It puts your brand right in the palm of your consumer’s hand – literally. In a world that is so ingrained with an “on-the-move” mentality, it’s crucial for your brand to be there for your target audience when it’s most convenient for them. And for some users, that means using their phone to answer pertinent questions on the go, like “What’s the weather today?” or “What’s on my calendar tomorrow?” And innovators in the smart speaker world know that it’s all about location. Currently, they are in their homes and in their cars. Soon, they may also be in our hotel rooms, hospitals and schools.
The technology is improving, and consumer expectations are rising. The future of voice search goes beyond its current abilities. Users will expect smart devices to help them do more complex tasks like make a reservation at a restaurant, book a doctor’s appointment, request hotel amenities, or even learn a new language. These are all opportunities for marketers to be there when it’s most convenient for the consumer. But for now, voice search innovators are still looking critically into the best way to integrate advertising. In the meantime, marketers can prepare by maintaining our brand’s online presence and ensuring it’s always optimized for mobile.

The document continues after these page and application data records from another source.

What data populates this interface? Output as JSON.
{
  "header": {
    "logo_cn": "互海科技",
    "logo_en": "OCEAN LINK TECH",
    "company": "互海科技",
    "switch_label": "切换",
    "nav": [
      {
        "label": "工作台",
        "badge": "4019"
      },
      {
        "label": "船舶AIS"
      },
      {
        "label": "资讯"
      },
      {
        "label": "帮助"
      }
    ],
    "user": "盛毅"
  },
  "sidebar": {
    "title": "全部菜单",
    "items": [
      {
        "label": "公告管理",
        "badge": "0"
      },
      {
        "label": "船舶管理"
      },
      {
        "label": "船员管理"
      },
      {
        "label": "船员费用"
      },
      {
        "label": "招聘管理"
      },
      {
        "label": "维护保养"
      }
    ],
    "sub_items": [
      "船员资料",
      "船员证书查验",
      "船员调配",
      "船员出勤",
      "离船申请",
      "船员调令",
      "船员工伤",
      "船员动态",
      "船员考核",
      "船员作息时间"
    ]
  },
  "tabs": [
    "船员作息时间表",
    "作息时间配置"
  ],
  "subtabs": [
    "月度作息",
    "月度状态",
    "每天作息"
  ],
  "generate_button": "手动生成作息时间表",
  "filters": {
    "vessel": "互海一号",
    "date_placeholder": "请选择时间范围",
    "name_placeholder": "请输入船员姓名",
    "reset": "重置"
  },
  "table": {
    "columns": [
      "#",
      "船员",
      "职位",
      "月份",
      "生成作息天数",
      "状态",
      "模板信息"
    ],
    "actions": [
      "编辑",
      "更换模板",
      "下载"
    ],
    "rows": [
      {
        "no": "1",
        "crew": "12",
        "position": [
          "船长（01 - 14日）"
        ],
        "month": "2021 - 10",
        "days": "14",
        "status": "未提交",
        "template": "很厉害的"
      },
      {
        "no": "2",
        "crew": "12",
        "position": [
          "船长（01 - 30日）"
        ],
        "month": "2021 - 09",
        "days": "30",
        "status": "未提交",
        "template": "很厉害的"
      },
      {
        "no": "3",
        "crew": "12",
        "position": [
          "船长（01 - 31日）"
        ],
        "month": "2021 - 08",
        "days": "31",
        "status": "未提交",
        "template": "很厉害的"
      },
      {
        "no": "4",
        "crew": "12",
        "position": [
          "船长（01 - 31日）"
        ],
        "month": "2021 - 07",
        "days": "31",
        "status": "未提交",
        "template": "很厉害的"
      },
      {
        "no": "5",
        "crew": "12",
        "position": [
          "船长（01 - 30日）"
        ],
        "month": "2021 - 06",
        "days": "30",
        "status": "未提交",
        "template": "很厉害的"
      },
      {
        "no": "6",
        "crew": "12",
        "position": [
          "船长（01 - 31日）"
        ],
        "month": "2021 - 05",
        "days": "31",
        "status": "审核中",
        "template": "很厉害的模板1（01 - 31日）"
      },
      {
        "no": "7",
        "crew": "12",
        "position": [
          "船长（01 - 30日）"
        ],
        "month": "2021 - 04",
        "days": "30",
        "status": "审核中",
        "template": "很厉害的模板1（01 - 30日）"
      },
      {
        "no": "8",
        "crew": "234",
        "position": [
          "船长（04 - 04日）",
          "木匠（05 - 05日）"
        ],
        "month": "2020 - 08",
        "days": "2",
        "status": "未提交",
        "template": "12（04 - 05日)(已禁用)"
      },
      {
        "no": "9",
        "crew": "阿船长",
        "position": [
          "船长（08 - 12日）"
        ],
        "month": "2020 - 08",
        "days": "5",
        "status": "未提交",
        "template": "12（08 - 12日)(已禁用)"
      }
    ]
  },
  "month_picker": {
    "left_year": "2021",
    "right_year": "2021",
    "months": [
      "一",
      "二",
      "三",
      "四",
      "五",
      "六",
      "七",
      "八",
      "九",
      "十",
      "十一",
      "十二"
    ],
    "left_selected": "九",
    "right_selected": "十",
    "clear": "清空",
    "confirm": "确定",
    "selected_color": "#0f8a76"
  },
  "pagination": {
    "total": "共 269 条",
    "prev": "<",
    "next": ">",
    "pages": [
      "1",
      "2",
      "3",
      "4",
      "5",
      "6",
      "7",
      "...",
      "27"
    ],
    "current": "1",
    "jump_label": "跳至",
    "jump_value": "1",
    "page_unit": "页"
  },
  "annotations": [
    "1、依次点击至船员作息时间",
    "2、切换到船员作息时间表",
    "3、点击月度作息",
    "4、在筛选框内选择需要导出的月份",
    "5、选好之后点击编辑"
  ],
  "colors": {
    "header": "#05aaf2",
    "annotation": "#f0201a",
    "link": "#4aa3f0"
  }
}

Marketers know that to stay top of mind, they must not aim to reach the consumer, but to allow the consumer easy access to reach us – our brands – in their own time. Adopting voice integration may or may not be the right platform for your brand, but if nothing else, remember to think outside the box when it comes to reaching your target consumer. With the right tool, they could be easier to reach than you think.